Going through the entries below, copy out each line that contains "price".

━━━━━ Data extracts

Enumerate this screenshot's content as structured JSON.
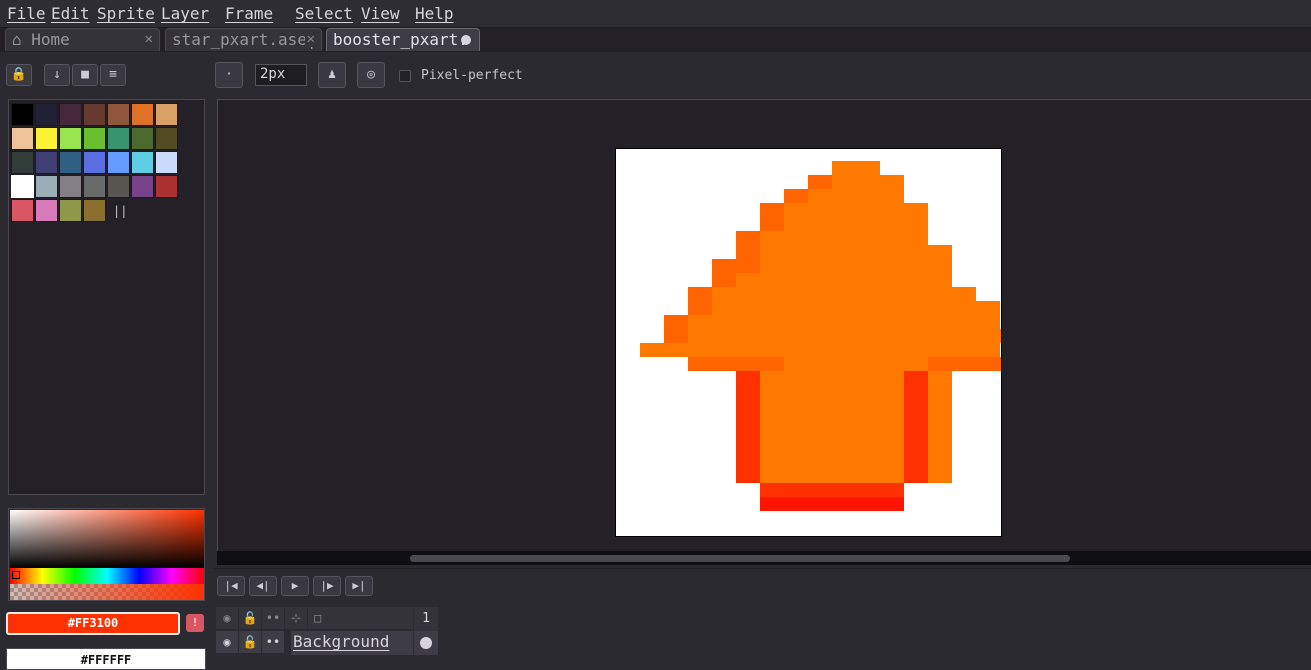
{
  "menu": [
    "File",
    "Edit",
    "Sprite",
    "Layer",
    "Frame",
    "Select",
    "View",
    "Help"
  ],
  "tabs": [
    {
      "label": "Home",
      "icon": "home-icon",
      "active": false
    },
    {
      "label": "star_pxart.ase|",
      "active": false
    },
    {
      "label": "booster_pxart.",
      "active": true,
      "modified": true
    }
  ],
  "palette": {
    "colors": [
      "#000000",
      "#222034",
      "#45283c",
      "#663931",
      "#8f563b",
      "#df7126",
      "#d9a066",
      "#eec39a",
      "#fbf236",
      "#99e550",
      "#6abe30",
      "#37946e",
      "#4b692f",
      "#524b24",
      "#323c39",
      "#3f3f74",
      "#306082",
      "#5b6ee1",
      "#639bff",
      "#5fcde4",
      "#cbdbfc",
      "#ffffff",
      "#9badb7",
      "#847e87",
      "#696a6a",
      "#595652",
      "#76428a",
      "#ac3232",
      "#d95763",
      "#d77bba",
      "#8f974a",
      "#8a6f30"
    ],
    "selected_index": 21
  },
  "color_bar": {
    "fg_hex": "#FF3100",
    "bg_hex": "#FFFFFF"
  },
  "brush": {
    "size": "2px",
    "pixel_perfect_label": "Pixel-perfect",
    "pixel_perfect": false
  },
  "sprite": {
    "background": "#ffffff",
    "colors": {
      "o": "#ff7800",
      "d": "#ff6400",
      "r": "#ff3100",
      "f": "#ff1500"
    },
    "grid_w": 16,
    "rows": [
      "........oo......",
      ".......dooo.....",
      "......doooo.....",
      ".....doooooo....",
      ".....doooooo....",
      "....dooooooo....",
      "....doooooooo...",
      "...ddoooooooo...",
      "...dooooooooo...",
      "..dooooooooooo..",
      "..doooooooooooo.",
      ".dooooooooooooo.",
      ".doooooooooooooo",
      "ooooooooooooooo.",
      "..ddddoooooodddd",
      "....rooooooro...",
      "....rooooooro...",
      "....rooooooro...",
      "....rooooooro...",
      "....rooooooro...",
      "....rooooooro...",
      "....rooooooro...",
      "....rooooooro...",
      ".....rrrrrr.....",
      ".....ffffff....."
    ]
  },
  "timeline": {
    "layer_name": "Background",
    "frame_number": "1"
  }
}
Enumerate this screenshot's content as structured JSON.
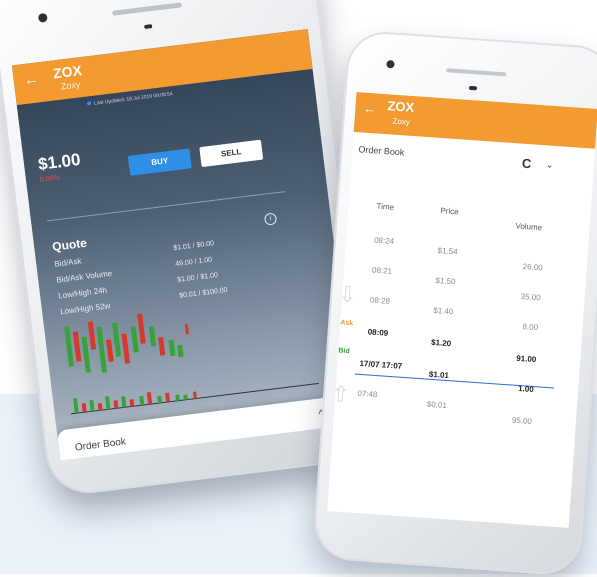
{
  "left_phone": {
    "app_bar": {
      "back": "←",
      "symbol": "ZOX",
      "name": "Zoxy"
    },
    "last_updated": "Last Updated: 18 Jul 2019 09:08:54",
    "price": "$1.00",
    "change": "0.00%",
    "buy_label": "BUY",
    "sell_label": "SELL",
    "quote": {
      "title": "Quote",
      "info_icon": "info-icon",
      "rows": [
        {
          "label": "Bid/Ask",
          "value": "$1.01 / $0.00"
        },
        {
          "label": "Bid/Ask Volume",
          "value": "49.00 / 1.00"
        },
        {
          "label": "Low/High 24h",
          "value": "$1.00 / $1.00"
        },
        {
          "label": "Low/High 52w",
          "value": "$0.01 / $100.00"
        }
      ]
    },
    "order_book": {
      "label": "Order Book",
      "caret": "^"
    },
    "colors": {
      "accent": "#f39a30",
      "buy": "#2f8fe6",
      "up": "#3aa23a",
      "down": "#d33a2c"
    }
  },
  "right_phone": {
    "app_bar": {
      "back": "←",
      "symbol": "ZOX",
      "name": "Zoxy"
    },
    "order_book": {
      "title": "Order Book",
      "refresh_icon": "C",
      "dropdown_icon": "⌄",
      "headers": {
        "time": "Time",
        "price": "Price",
        "volume": "Volume"
      },
      "asks": [
        {
          "time": "08:24",
          "price": "$1.54",
          "volume": "26.00"
        },
        {
          "time": "08:21",
          "price": "$1.50",
          "volume": "35.00"
        },
        {
          "time": "08:28",
          "price": "$1.40",
          "volume": "8.00"
        },
        {
          "time": "08:09",
          "price": "$1.20",
          "volume": "91.00"
        }
      ],
      "bids": [
        {
          "time": "17/07 17:07",
          "price": "$1.01",
          "volume": "1.00"
        },
        {
          "time": "07:48",
          "price": "$0.01",
          "volume": "95.00"
        }
      ],
      "ask_label": "Ask",
      "bid_label": "Bid",
      "ask_color": "#f39a30",
      "bid_color": "#3aa23a"
    }
  }
}
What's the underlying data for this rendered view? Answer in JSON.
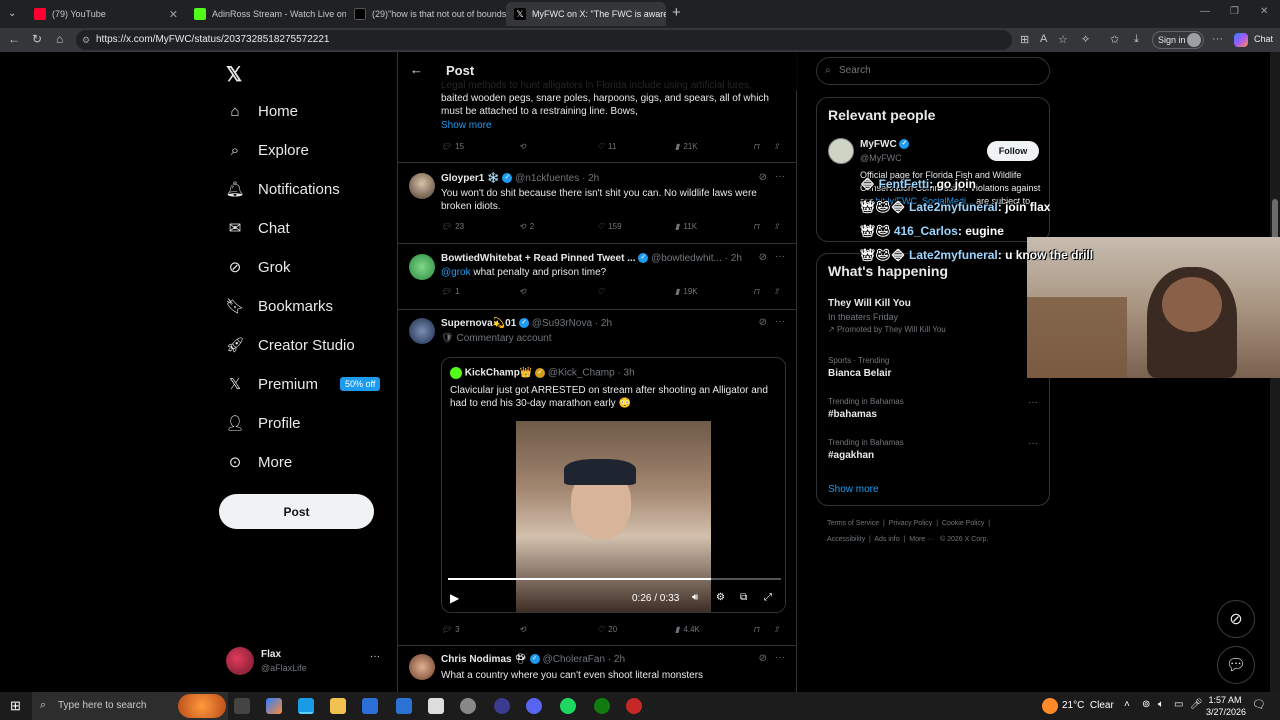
{
  "browser": {
    "tabs": [
      {
        "title": "(79) YouTube",
        "color": "#ff0033"
      },
      {
        "title": "AdinRoss Stream - Watch Live on",
        "color": "#53fc18"
      },
      {
        "title": "(29)\"how is that not out of bounds",
        "color": "#ffffff"
      },
      {
        "title": "MyFWC on X: \"The FWC is aware",
        "color": "#ffffff"
      }
    ],
    "url": "https://x.com/MyFWC/status/2037328518275572221",
    "signin_label": "Sign in",
    "chat_label": "Chat"
  },
  "sidebar": {
    "items": [
      {
        "label": "Home",
        "icon": "home-icon"
      },
      {
        "label": "Explore",
        "icon": "search-icon"
      },
      {
        "label": "Notifications",
        "icon": "bell-icon"
      },
      {
        "label": "Chat",
        "icon": "mail-icon"
      },
      {
        "label": "Grok",
        "icon": "grok-icon"
      },
      {
        "label": "Bookmarks",
        "icon": "bookmark-icon"
      },
      {
        "label": "Creator Studio",
        "icon": "rocket-icon"
      },
      {
        "label": "Premium",
        "icon": "x-icon"
      },
      {
        "label": "Profile",
        "icon": "person-icon"
      },
      {
        "label": "More",
        "icon": "more-circle-icon"
      }
    ],
    "premium_badge": "50% off",
    "post_label": "Post",
    "account": {
      "name": "Flax",
      "handle": "@aFlaxLife"
    }
  },
  "header": {
    "title": "Post"
  },
  "tweets": [
    {
      "partial_text": "Legal methods to hunt alligators in Florida include using artificial lures, baited wooden pegs, snare poles, harpoons, gigs, and spears, all of which must be attached to a restraining line. Bows,",
      "show_more": "Show more",
      "replies": "15",
      "reposts": "",
      "likes": "11",
      "views": "21K"
    },
    {
      "name": "Gloyper1 ❄️",
      "handle": "@n1ckfuentes",
      "time": "· 2h",
      "text": "You won't do shit because there isn't shit you can. No wildlife laws were broken idiots.",
      "replies": "23",
      "reposts": "2",
      "likes": "159",
      "views": "11K"
    },
    {
      "name": "BowtiedWhitebat + Read Pinned Tweet ...",
      "handle": "@bowtiedwhit...",
      "time": "· 2h",
      "mention": "@grok",
      "text": " what penalty and prison time?",
      "replies": "1",
      "reposts": "",
      "likes": "",
      "views": "19K"
    },
    {
      "name": "Supernova💫01",
      "handle": "@Su93rNova",
      "time": "· 2h",
      "label": "Commentary account",
      "quote": {
        "name": "KickChamp👑",
        "handle": "@Kick_Champ",
        "time": "· 3h",
        "text": "Clavicular just got ARRESTED on stream after shooting an Alligator and had to end his 30-day marathon early 😳",
        "video_time": "0:26 / 0:33",
        "progress": 0.79
      },
      "replies": "3",
      "reposts": "",
      "likes": "20",
      "views": "4.4K"
    },
    {
      "name": "Chris Nodimas",
      "handle": "@CholeraFan",
      "time": "· 2h",
      "text": "What a country where you can't even shoot literal monsters"
    }
  ],
  "right": {
    "search_placeholder": "Search",
    "relevant_title": "Relevant people",
    "person": {
      "name": "MyFWC",
      "handle": "@MyFWC",
      "follow": "Follow",
      "bio": "Official page for Florida Fish and Wildlife Conservation Commission. Violations against our",
      "bio_link": "bit.ly/FWC_SocialMedi...",
      "bio_tail": " are subject to"
    },
    "happening_title": "What's happening",
    "trends": [
      {
        "cat": "",
        "name": "They Will Kill You",
        "sub": "In theaters Friday",
        "promo": "Promoted by They Will Kill You"
      },
      {
        "cat": "Sports · Trending",
        "name": "Bianca Belair"
      },
      {
        "cat": "Trending in Bahamas",
        "name": "#bahamas"
      },
      {
        "cat": "Trending in Bahamas",
        "name": "#agakhan"
      }
    ],
    "show_more": "Show more",
    "footer": [
      "Terms of Service",
      "Privacy Policy",
      "Cookie Policy",
      "Accessibility",
      "Ads info",
      "More ···",
      "© 2026 X Corp."
    ]
  },
  "chat_overlay": [
    {
      "name": "FentFetti",
      "msg": ": go join"
    },
    {
      "name": "Late2myfuneral",
      "msg": ": join flax"
    },
    {
      "name": "416_Carlos",
      "msg": ": eugine"
    },
    {
      "name": "Late2myfuneral",
      "msg": ": u know the drill"
    }
  ],
  "taskbar": {
    "search_placeholder": "Type here to search",
    "weather": "21°C  Clear",
    "time": "1:57 AM",
    "date": "3/27/2026"
  }
}
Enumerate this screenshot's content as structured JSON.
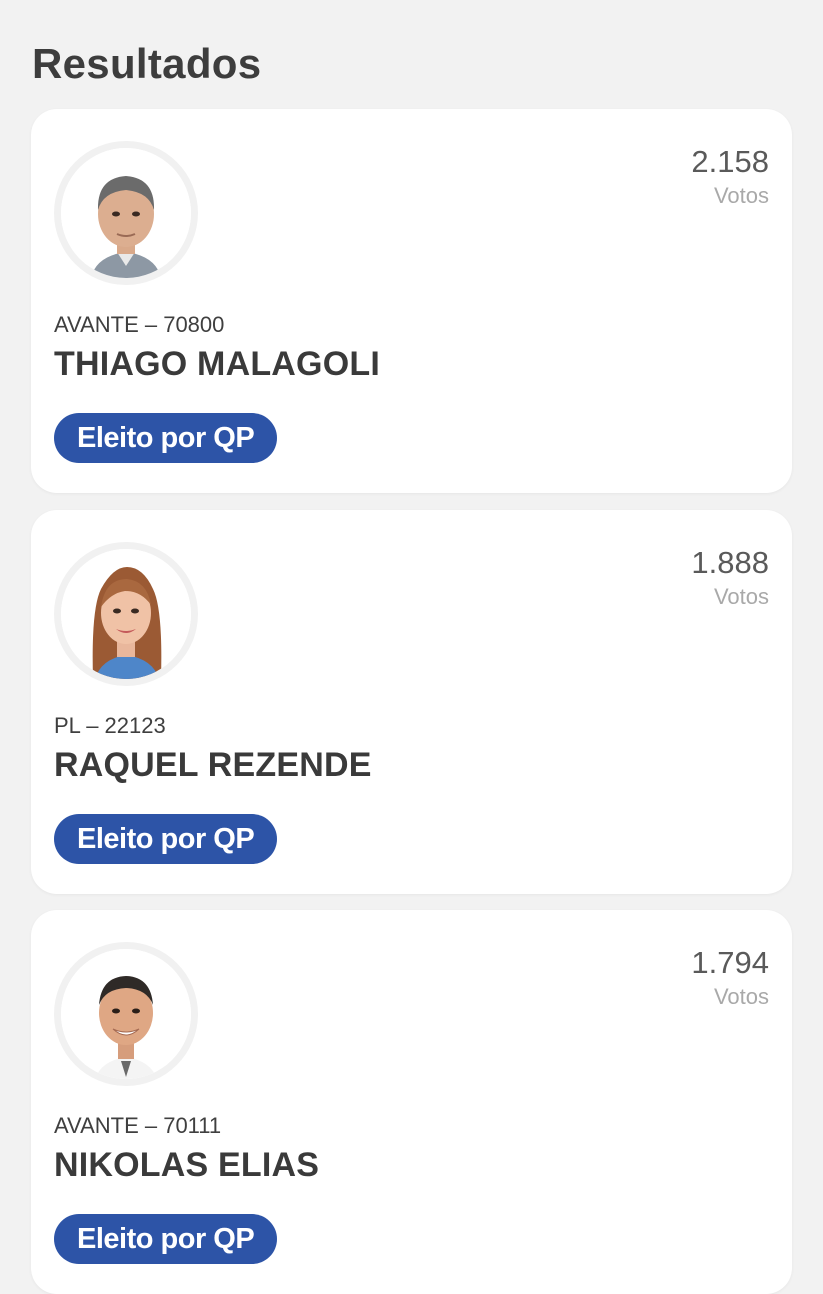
{
  "page": {
    "title": "Resultados"
  },
  "results": [
    {
      "votes": "2.158",
      "votes_label": "Votos",
      "party_number": "AVANTE – 70800",
      "name": "THIAGO MALAGOLI",
      "status": "Eleito por QP"
    },
    {
      "votes": "1.888",
      "votes_label": "Votos",
      "party_number": "PL – 22123",
      "name": "RAQUEL REZENDE",
      "status": "Eleito por QP"
    },
    {
      "votes": "1.794",
      "votes_label": "Votos",
      "party_number": "AVANTE – 70111",
      "name": "NIKOLAS ELIAS",
      "status": "Eleito por QP"
    }
  ],
  "colors": {
    "background": "#f2f2f2",
    "card": "#ffffff",
    "badge": "#2d54a7",
    "badge_text": "#ffffff"
  }
}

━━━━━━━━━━

Expected answer =
    "price": "$1.00",
        "price": "Price",
          "price": "$1.54",
          "price": "$1.50",
          "price": "$1.40",
          "price": "$1.20",
          "price": "$1.01",
          "price": "$0.01",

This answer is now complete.